The senior Democrat on the House of Representatives oversight committee, Elijah Cummings, called for hearings on executive compensation "to examine the extent to which the problems in CEO compensation that led to the economic crisis continue to exist today."
Several companies mentioned in the report took issue with its methodology and said they paid all taxes owed.
General Electric spokesman Andrew Williams called the study "inaccurate" and noted it did not include significant income taxes paid in 2010 for previous years, or state taxes paid. "GE pays what it owes," he wrote in an e-mail response to questions.
Boeing spokesman Chaz Bickers said the study is "simply wrong".
Instead of Boeing's reported "U.S. federal current tax expense" of $13 million which the IPS used, he said a better approximation of the company's taxes paid would be the $360 million it reported as its net income tax payments, most of which, he says, was federal.
"On federal cash tax payments last year we paid in the hundreds of millions," Bickers told Reuters. The company also received a $371 million credit from the government last year for overpayment of taxes in the past, and has added 5,000 U.S. jobs this year Bickers says, in part because of Federal tax breaks.
The institute compared CEO pay to current U.S. taxes paid, excluding foreign and state and local taxes that may have been paid, as well as deferred taxes which can often be far larger than current taxes paid.
The group's rationale was that U.S. taxes paid are the closest approximation in public documents to what companies may have actually written a check for last year. It said deferred taxes may or may not be paid.
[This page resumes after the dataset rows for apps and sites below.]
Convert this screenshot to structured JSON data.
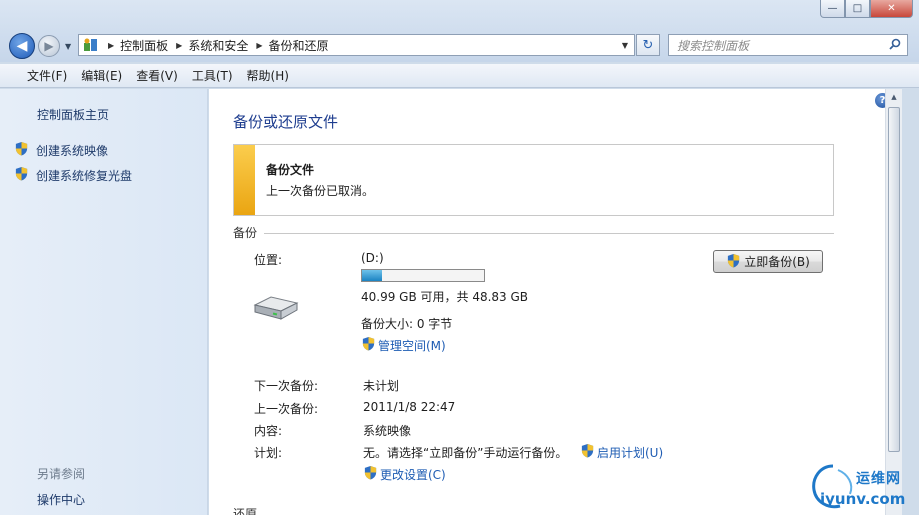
{
  "window": {
    "min": "—",
    "max": "□",
    "close": "✕"
  },
  "nav": {
    "breadcrumbs": [
      "控制面板",
      "系统和安全",
      "备份和还原"
    ],
    "search_placeholder": "搜索控制面板"
  },
  "menu": [
    "文件(F)",
    "编辑(E)",
    "查看(V)",
    "工具(T)",
    "帮助(H)"
  ],
  "sidebar": {
    "home": "控制面板主页",
    "links": [
      "创建系统映像",
      "创建系统修复光盘"
    ],
    "see_also": "另请参阅",
    "see_also_links": [
      "操作中心"
    ]
  },
  "main": {
    "title": "备份或还原文件",
    "notice": {
      "title": "备份文件",
      "text": "上一次备份已取消。"
    },
    "section_backup": "备份",
    "location_label": "位置:",
    "drive": "(D:)",
    "usage_fraction": 0.16,
    "space_text": "40.99 GB 可用，共 48.83 GB",
    "backup_size": "备份大小: 0 字节",
    "manage_space": "管理空间(M)",
    "backup_now": "立即备份(B)",
    "next_label": "下一次备份:",
    "next_value": "未计划",
    "last_label": "上一次备份:",
    "last_value": "2011/1/8 22:47",
    "contents_label": "内容:",
    "contents_value": "系统映像",
    "schedule_label": "计划:",
    "schedule_value": "无。请选择“立即备份”手动运行备份。",
    "enable_schedule": "启用计划(U)",
    "change_settings": "更改设置(C)",
    "section_restore": "还原"
  },
  "watermark": {
    "cn": "运维网",
    "en": "iyunv.com"
  },
  "colors": {
    "accent_link": "#1e5cb3",
    "title_blue": "#1e3d8f",
    "notice_bar": "#f2b72a"
  }
}
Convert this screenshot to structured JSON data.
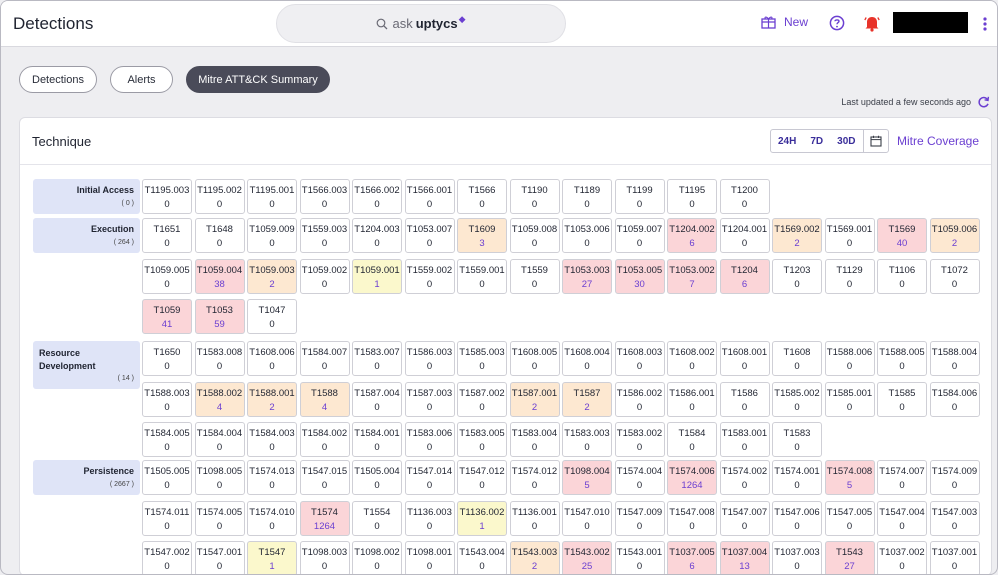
{
  "header": {
    "title": "Detections",
    "search_prefix": "ask",
    "search_brand": "uptycs",
    "new_label": "New"
  },
  "tabs": [
    {
      "label": "Detections",
      "active": false
    },
    {
      "label": "Alerts",
      "active": false
    },
    {
      "label": "Mitre ATT&CK Summary",
      "active": true
    }
  ],
  "last_updated": "Last updated a few seconds ago",
  "panel": {
    "title": "Technique",
    "ranges": [
      "24H",
      "7D",
      "30D"
    ],
    "coverage_label": "Mitre Coverage"
  },
  "tactics": [
    {
      "name": "Initial Access",
      "count": "( 0 )",
      "rows": [
        [
          [
            "T1195.003",
            "0"
          ],
          [
            "T1195.002",
            "0"
          ],
          [
            "T1195.001",
            "0"
          ],
          [
            "T1566.003",
            "0"
          ],
          [
            "T1566.002",
            "0"
          ],
          [
            "T1566.001",
            "0"
          ],
          [
            "T1566",
            "0"
          ],
          [
            "T1190",
            "0"
          ],
          [
            "T1189",
            "0"
          ],
          [
            "T1199",
            "0"
          ],
          [
            "T1195",
            "0"
          ],
          [
            "T1200",
            "0"
          ]
        ]
      ]
    },
    {
      "name": "Execution",
      "count": "( 264 )",
      "rows": [
        [
          [
            "T1651",
            "0"
          ],
          [
            "T1648",
            "0"
          ],
          [
            "T1059.009",
            "0"
          ],
          [
            "T1559.003",
            "0"
          ],
          [
            "T1204.003",
            "0"
          ],
          [
            "T1053.007",
            "0"
          ],
          [
            "T1609",
            "3"
          ],
          [
            "T1059.008",
            "0"
          ],
          [
            "T1053.006",
            "0"
          ],
          [
            "T1059.007",
            "0"
          ],
          [
            "T1204.002",
            "6"
          ],
          [
            "T1204.001",
            "0"
          ],
          [
            "T1569.002",
            "2"
          ],
          [
            "T1569.001",
            "0"
          ],
          [
            "T1569",
            "40"
          ],
          [
            "T1059.006",
            "2"
          ]
        ],
        [
          [
            "T1059.005",
            "0"
          ],
          [
            "T1059.004",
            "38"
          ],
          [
            "T1059.003",
            "2"
          ],
          [
            "T1059.002",
            "0"
          ],
          [
            "T1059.001",
            "1"
          ],
          [
            "T1559.002",
            "0"
          ],
          [
            "T1559.001",
            "0"
          ],
          [
            "T1559",
            "0"
          ],
          [
            "T1053.003",
            "27"
          ],
          [
            "T1053.005",
            "30"
          ],
          [
            "T1053.002",
            "7"
          ],
          [
            "T1204",
            "6"
          ],
          [
            "T1203",
            "0"
          ],
          [
            "T1129",
            "0"
          ],
          [
            "T1106",
            "0"
          ],
          [
            "T1072",
            "0"
          ]
        ],
        [
          [
            "T1059",
            "41"
          ],
          [
            "T1053",
            "59"
          ],
          [
            "T1047",
            "0"
          ]
        ]
      ]
    },
    {
      "name": "Resource Development",
      "count": "( 14 )",
      "rows": [
        [
          [
            "T1650",
            "0"
          ],
          [
            "T1583.008",
            "0"
          ],
          [
            "T1608.006",
            "0"
          ],
          [
            "T1584.007",
            "0"
          ],
          [
            "T1583.007",
            "0"
          ],
          [
            "T1586.003",
            "0"
          ],
          [
            "T1585.003",
            "0"
          ],
          [
            "T1608.005",
            "0"
          ],
          [
            "T1608.004",
            "0"
          ],
          [
            "T1608.003",
            "0"
          ],
          [
            "T1608.002",
            "0"
          ],
          [
            "T1608.001",
            "0"
          ],
          [
            "T1608",
            "0"
          ],
          [
            "T1588.006",
            "0"
          ],
          [
            "T1588.005",
            "0"
          ],
          [
            "T1588.004",
            "0"
          ]
        ],
        [
          [
            "T1588.003",
            "0"
          ],
          [
            "T1588.002",
            "4"
          ],
          [
            "T1588.001",
            "2"
          ],
          [
            "T1588",
            "4"
          ],
          [
            "T1587.004",
            "0"
          ],
          [
            "T1587.003",
            "0"
          ],
          [
            "T1587.002",
            "0"
          ],
          [
            "T1587.001",
            "2"
          ],
          [
            "T1587",
            "2"
          ],
          [
            "T1586.002",
            "0"
          ],
          [
            "T1586.001",
            "0"
          ],
          [
            "T1586",
            "0"
          ],
          [
            "T1585.002",
            "0"
          ],
          [
            "T1585.001",
            "0"
          ],
          [
            "T1585",
            "0"
          ],
          [
            "T1584.006",
            "0"
          ]
        ],
        [
          [
            "T1584.005",
            "0"
          ],
          [
            "T1584.004",
            "0"
          ],
          [
            "T1584.003",
            "0"
          ],
          [
            "T1584.002",
            "0"
          ],
          [
            "T1584.001",
            "0"
          ],
          [
            "T1583.006",
            "0"
          ],
          [
            "T1583.005",
            "0"
          ],
          [
            "T1583.004",
            "0"
          ],
          [
            "T1583.003",
            "0"
          ],
          [
            "T1583.002",
            "0"
          ],
          [
            "T1584",
            "0"
          ],
          [
            "T1583.001",
            "0"
          ],
          [
            "T1583",
            "0"
          ]
        ]
      ]
    },
    {
      "name": "Persistence",
      "count": "( 2667 )",
      "rows": [
        [
          [
            "T1505.005",
            "0"
          ],
          [
            "T1098.005",
            "0"
          ],
          [
            "T1574.013",
            "0"
          ],
          [
            "T1547.015",
            "0"
          ],
          [
            "T1505.004",
            "0"
          ],
          [
            "T1547.014",
            "0"
          ],
          [
            "T1547.012",
            "0"
          ],
          [
            "T1574.012",
            "0"
          ],
          [
            "T1098.004",
            "5"
          ],
          [
            "T1574.004",
            "0"
          ],
          [
            "T1574.006",
            "1264"
          ],
          [
            "T1574.002",
            "0"
          ],
          [
            "T1574.001",
            "0"
          ],
          [
            "T1574.008",
            "5"
          ],
          [
            "T1574.007",
            "0"
          ],
          [
            "T1574.009",
            "0"
          ]
        ],
        [
          [
            "T1574.011",
            "0"
          ],
          [
            "T1574.005",
            "0"
          ],
          [
            "T1574.010",
            "0"
          ],
          [
            "T1574",
            "1264"
          ],
          [
            "T1554",
            "0"
          ],
          [
            "T1136.003",
            "0"
          ],
          [
            "T1136.002",
            "1"
          ],
          [
            "T1136.001",
            "0"
          ],
          [
            "T1547.010",
            "0"
          ],
          [
            "T1547.009",
            "0"
          ],
          [
            "T1547.008",
            "0"
          ],
          [
            "T1547.007",
            "0"
          ],
          [
            "T1547.006",
            "0"
          ],
          [
            "T1547.005",
            "0"
          ],
          [
            "T1547.004",
            "0"
          ],
          [
            "T1547.003",
            "0"
          ]
        ],
        [
          [
            "T1547.002",
            "0"
          ],
          [
            "T1547.001",
            "0"
          ],
          [
            "T1547",
            "1"
          ],
          [
            "T1098.003",
            "0"
          ],
          [
            "T1098.002",
            "0"
          ],
          [
            "T1098.001",
            "0"
          ],
          [
            "T1543.004",
            "0"
          ],
          [
            "T1543.003",
            "2"
          ],
          [
            "T1543.002",
            "25"
          ],
          [
            "T1543.001",
            "0"
          ],
          [
            "T1037.005",
            "6"
          ],
          [
            "T1037.004",
            "13"
          ],
          [
            "T1037.003",
            "0"
          ],
          [
            "T1543",
            "27"
          ],
          [
            "T1037.002",
            "0"
          ],
          [
            "T1037.001",
            "0"
          ]
        ]
      ]
    }
  ],
  "cell_highlights": {
    "T1609": "orange",
    "T1204.002": "red",
    "T1569.002": "orange",
    "T1569": "red",
    "T1059.006": "orange",
    "T1059.004": "red",
    "T1059.003": "orange",
    "T1059.001": "yellow",
    "T1053.003": "red",
    "T1053.005": "red",
    "T1053.002": "red",
    "T1204": "red",
    "T1059": "red",
    "T1053": "red",
    "T1588.002": "orange",
    "T1588.001": "orange",
    "T1588": "orange",
    "T1587.001": "orange",
    "T1587": "orange",
    "T1098.004": "red",
    "T1574.006": "red",
    "T1574.008": "red",
    "T1574": "red",
    "T1136.002": "yellow",
    "T1547": "yellow",
    "T1543.003": "orange",
    "T1543.002": "red",
    "T1037.005": "red",
    "T1037.004": "red",
    "T1543": "red"
  },
  "icons": {
    "search": "search-icon",
    "new": "gift-icon",
    "help": "help-circle-icon",
    "bell": "bell-icon",
    "more": "more-vertical-icon",
    "refresh": "refresh-icon",
    "calendar": "calendar-icon"
  },
  "colors": {
    "accent": "#6b3fd1",
    "bell": "#e8332a",
    "active_tab": "#4a4b59",
    "tactic_bg": "#dfe4f7",
    "cell_orange": "#fde8d1",
    "cell_red": "#fbd5d8",
    "cell_yellow": "#fbf8cc"
  }
}
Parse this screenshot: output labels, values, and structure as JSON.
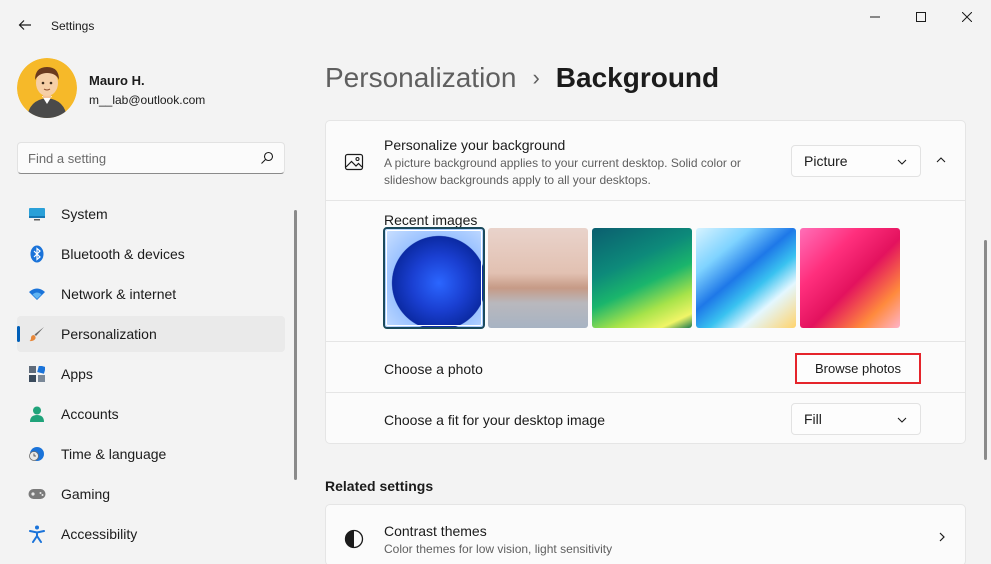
{
  "window": {
    "title": "Settings",
    "back_icon": "back-arrow-icon",
    "controls": [
      "minimize-icon",
      "maximize-icon",
      "close-icon"
    ]
  },
  "profile": {
    "name": "Mauro H.",
    "email": "m__lab@outlook.com"
  },
  "search": {
    "placeholder": "Find a setting",
    "value": ""
  },
  "sidebar": {
    "items": [
      {
        "label": "System",
        "icon": "monitor-icon",
        "active": false
      },
      {
        "label": "Bluetooth & devices",
        "icon": "bluetooth-icon",
        "active": false
      },
      {
        "label": "Network & internet",
        "icon": "wifi-icon",
        "active": false
      },
      {
        "label": "Personalization",
        "icon": "brush-icon",
        "active": true
      },
      {
        "label": "Apps",
        "icon": "apps-icon",
        "active": false
      },
      {
        "label": "Accounts",
        "icon": "person-icon",
        "active": false
      },
      {
        "label": "Time & language",
        "icon": "globe-clock-icon",
        "active": false
      },
      {
        "label": "Gaming",
        "icon": "gamepad-icon",
        "active": false
      },
      {
        "label": "Accessibility",
        "icon": "accessibility-icon",
        "active": false
      }
    ]
  },
  "breadcrumb": {
    "parent": "Personalization",
    "separator": "›",
    "current": "Background"
  },
  "background_card": {
    "title": "Personalize your background",
    "description": "A picture background applies to your current desktop. Solid color or slideshow backgrounds apply to all your desktops.",
    "type_value": "Picture",
    "recent_images_label": "Recent images",
    "recent_images": [
      "bloom-wallpaper",
      "desert-lake-wallpaper",
      "aurora-wallpaper",
      "wave-art-wallpaper",
      "pink-abstract-wallpaper"
    ],
    "selected_image_index": 0,
    "choose_photo_label": "Choose a photo",
    "browse_button": "Browse photos",
    "fit_label": "Choose a fit for your desktop image",
    "fit_value": "Fill"
  },
  "related": {
    "title": "Related settings",
    "contrast_title": "Contrast themes",
    "contrast_desc": "Color themes for low vision, light sensitivity"
  },
  "colors": {
    "accent": "#005fb8",
    "highlight_box": "#e5242b",
    "background": "#f3f3f3",
    "card": "#fbfbfb"
  }
}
The accounting used in SEC filings differs from the accounting used to tally what's owed on a corporate tax return. Neither the IPS number nor the figure cited by Boeing exactly equals the check written to the IRS, says Scott Dyreng, an assistant professor at Duke's Fuqua School of Business who studies corporate taxes, and though companies could disclose that figure, don't have to and don't do so.
$16.7 MILLION AVERAGE
Compensation for the 25 CEOs with pay surpassing corporate taxes averaged $16.7 million, according to the study, compared to a $10.8 million average for S&P 500 CEOs. Among the companies topping the IPS list:
* eBay whose CEO John Donahoe made $12.4 million, but which reported a $131 million refund on its 2010 current U.S. taxes.
* Boeing, which paid CEO Jim McNerney $13.8 million, sent in $13 million in federal income taxes, and spent $20.8 million on lobbying and campaign spending
* General Electric where CEO Jeff Immelt earned $15.2 million in 2010, while the company got a $3.3 billion federal refund and invested $41.8 million in its own lobbying and political campaigns.
Though the companies come from different industries, their tax breaks fall into two primary areas.
Two-thirds of the firms studied kept their taxes low by utilizing offshore subsidiaries in tax havens such as Bermuda, Singapore and Luxembourg. The remaining companies benefited from accelerated depreciation.
Shareholders have responded favorably when companies in which they invest keep a tax bill low through legal methods, thereby benefiting earnings. But Chuck Collins, an IPS senior scholar and co-author of the report, said that is a mistake.
"I think it's an exposure of weakness in a company if their profitability is dependent on their accounting department and not on making better widgets," he said.
In prior reports, Collins said, out-sized CEO pay was often a red flag of bigger problems to come. The IPS has been putting a pay report together for 18 years. Among those whose leaders have made the high pay list in years past, only to have their businesses falter: Tyco, Enron and WorldCom.
(Reporting by Nanette Byrnes; Editing by Howard Goller, Todd Eastham and Jackie Frank)